All of this has led to speculation about whether or not we might see the President move immediately against Rosenstein or others at the Department of Justice in the near future. While anything is possible with this President, my suspicion is that he is not going to act immediately and that it’s entirely possible that he may not act at all. For better or worse, having the Justice Department as a convenient political target seems to be working well for Trump at least as far as his base is concerned. If he removes Sessions or Rosenstein, both of whom are his nominees, then that makes it harder for him to create a “Deep State” enemy to blame his problems on. Furthermore, any effort to remove either the Attorney General or the Deputy Attorney General is likely to be seen as part of a broader effort to remove Special Counsel Robert Mueller and further undermine the Russia investigation. In that respect, several Republican Senators are already on record as saying that any effort by the President to replace Session and/or Rosenstein would face problems on Capitol Hill and that any person he named to replace one or both of them would face scrutiny regarding their loyalty to the President as opposed to the Rule of Law as well as a pledge that they would protect the integrity of the Russia investigation.

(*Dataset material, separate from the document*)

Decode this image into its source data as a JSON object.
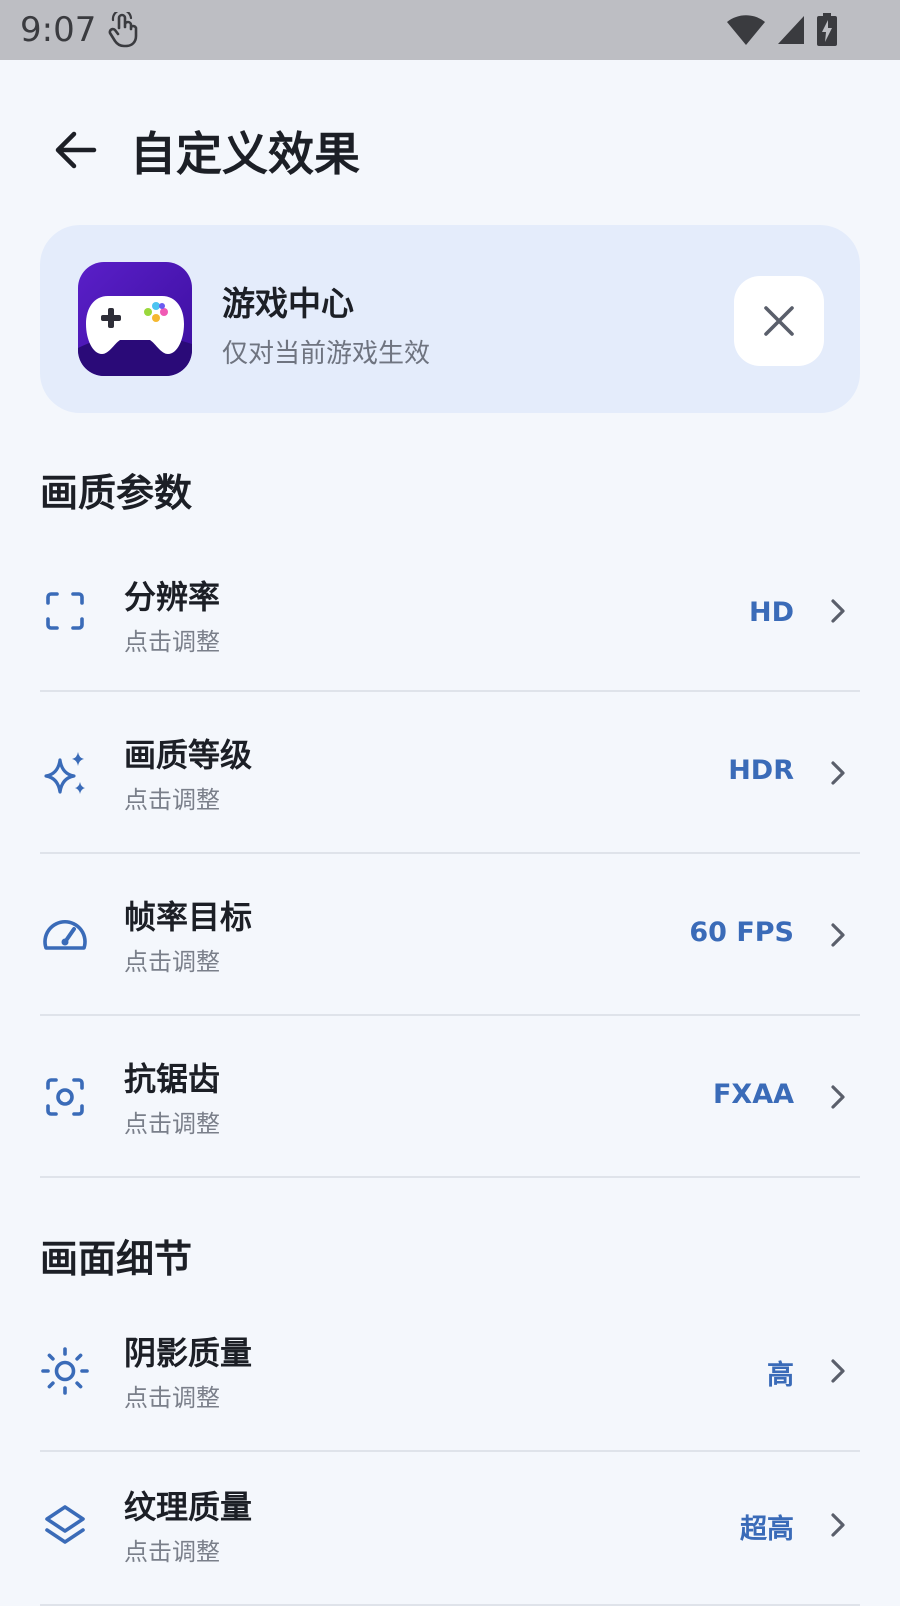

An additional problem that Trump faces in an effort to change things at the Justice Department at this point involves politics and the calendar. Even if he were to remove Sessions and/or Rosenstein today, there would not be time for any confirmation hearings until after the midterm elections. If Republicans lose control of the Senate then Trump will be faced with the prospect of trying to get new nominations approved during the relatively short lame duck period, which would be difficult or risking the prospect of a Democratic-controlled Senate having control of the nomination process starting in January. If that happens, then any battle over a future Attorney General or Deputy Attorney General is likely to be an epic one the outcome of which is by no means certain.